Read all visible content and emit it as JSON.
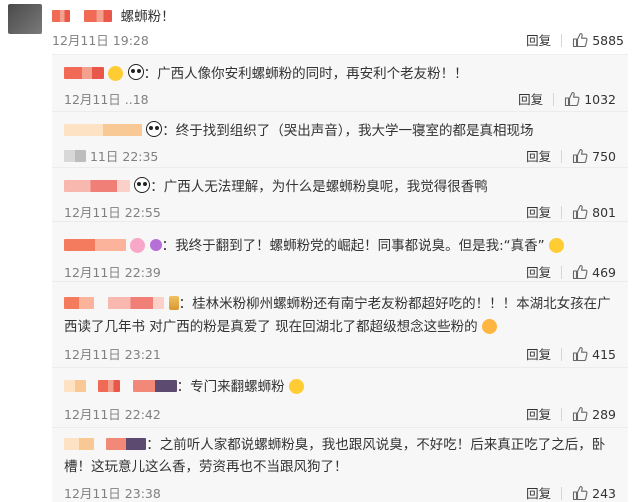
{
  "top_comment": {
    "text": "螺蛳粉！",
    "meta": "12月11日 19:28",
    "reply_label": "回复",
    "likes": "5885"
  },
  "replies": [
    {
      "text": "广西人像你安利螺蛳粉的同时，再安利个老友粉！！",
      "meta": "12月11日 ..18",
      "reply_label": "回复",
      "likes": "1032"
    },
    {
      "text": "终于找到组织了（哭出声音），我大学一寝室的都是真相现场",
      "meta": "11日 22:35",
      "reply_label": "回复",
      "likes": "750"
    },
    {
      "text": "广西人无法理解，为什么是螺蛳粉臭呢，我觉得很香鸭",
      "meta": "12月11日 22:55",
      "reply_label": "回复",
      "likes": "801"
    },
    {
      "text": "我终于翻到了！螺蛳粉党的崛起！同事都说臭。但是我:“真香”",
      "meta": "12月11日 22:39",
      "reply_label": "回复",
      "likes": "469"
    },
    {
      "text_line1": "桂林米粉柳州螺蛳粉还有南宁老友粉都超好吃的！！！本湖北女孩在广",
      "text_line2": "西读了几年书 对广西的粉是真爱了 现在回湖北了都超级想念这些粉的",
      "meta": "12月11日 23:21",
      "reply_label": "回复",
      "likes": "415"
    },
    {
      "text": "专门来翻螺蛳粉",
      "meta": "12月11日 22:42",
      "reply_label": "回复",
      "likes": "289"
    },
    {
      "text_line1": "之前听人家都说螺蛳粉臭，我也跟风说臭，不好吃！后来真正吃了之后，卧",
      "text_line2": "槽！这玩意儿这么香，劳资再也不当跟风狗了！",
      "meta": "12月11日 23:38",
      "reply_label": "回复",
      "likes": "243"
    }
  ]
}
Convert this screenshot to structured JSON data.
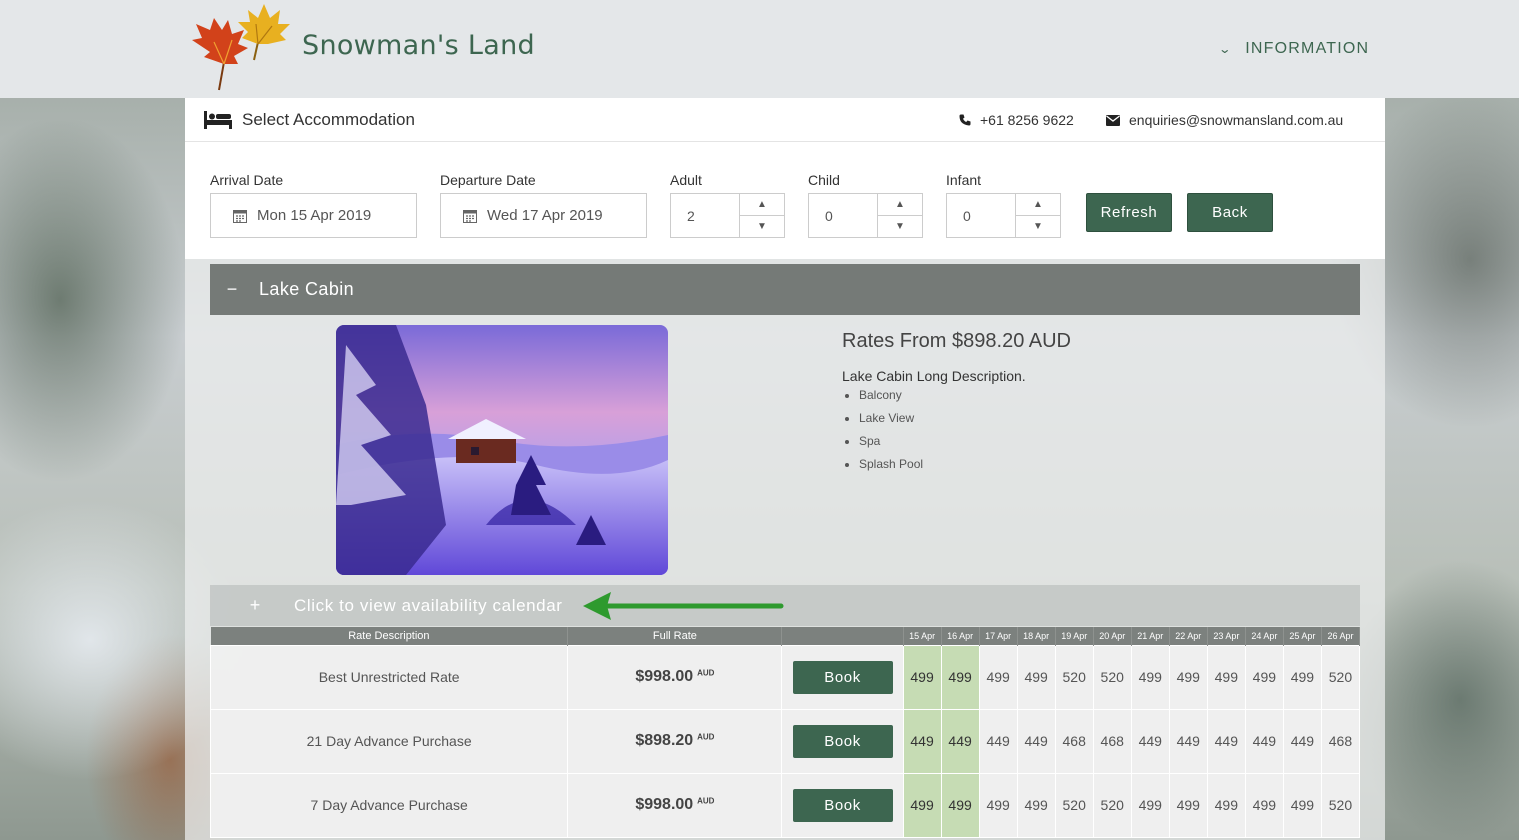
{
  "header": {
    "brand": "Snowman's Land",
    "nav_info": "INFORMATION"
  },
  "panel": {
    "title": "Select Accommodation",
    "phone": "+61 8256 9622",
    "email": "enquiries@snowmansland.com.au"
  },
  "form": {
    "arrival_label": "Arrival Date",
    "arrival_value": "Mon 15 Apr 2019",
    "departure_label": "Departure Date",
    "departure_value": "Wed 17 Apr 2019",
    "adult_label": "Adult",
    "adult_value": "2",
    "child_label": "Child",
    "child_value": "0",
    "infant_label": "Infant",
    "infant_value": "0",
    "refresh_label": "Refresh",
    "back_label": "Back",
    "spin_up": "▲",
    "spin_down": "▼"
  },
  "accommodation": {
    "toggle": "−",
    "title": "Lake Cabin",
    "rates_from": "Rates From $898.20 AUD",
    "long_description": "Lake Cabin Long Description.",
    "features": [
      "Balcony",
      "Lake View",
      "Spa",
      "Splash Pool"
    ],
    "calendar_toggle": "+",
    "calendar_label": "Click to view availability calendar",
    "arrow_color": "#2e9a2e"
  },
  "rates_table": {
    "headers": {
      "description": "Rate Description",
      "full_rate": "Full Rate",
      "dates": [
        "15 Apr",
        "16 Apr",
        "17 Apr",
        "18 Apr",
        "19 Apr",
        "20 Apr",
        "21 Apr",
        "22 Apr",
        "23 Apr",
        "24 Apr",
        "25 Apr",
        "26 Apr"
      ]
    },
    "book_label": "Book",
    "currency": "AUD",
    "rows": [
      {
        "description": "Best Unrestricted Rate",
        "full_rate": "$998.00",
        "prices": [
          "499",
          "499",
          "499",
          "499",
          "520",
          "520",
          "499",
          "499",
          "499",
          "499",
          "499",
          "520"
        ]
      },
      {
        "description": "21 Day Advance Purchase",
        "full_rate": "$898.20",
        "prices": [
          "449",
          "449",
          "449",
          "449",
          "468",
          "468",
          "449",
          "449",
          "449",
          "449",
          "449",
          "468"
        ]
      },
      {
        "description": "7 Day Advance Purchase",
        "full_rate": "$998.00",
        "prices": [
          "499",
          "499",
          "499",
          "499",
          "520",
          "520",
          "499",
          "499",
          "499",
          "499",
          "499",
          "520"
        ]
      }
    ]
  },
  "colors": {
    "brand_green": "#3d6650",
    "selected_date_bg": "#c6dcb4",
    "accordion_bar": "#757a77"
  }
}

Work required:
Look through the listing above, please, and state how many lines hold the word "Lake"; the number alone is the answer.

Finished task:
3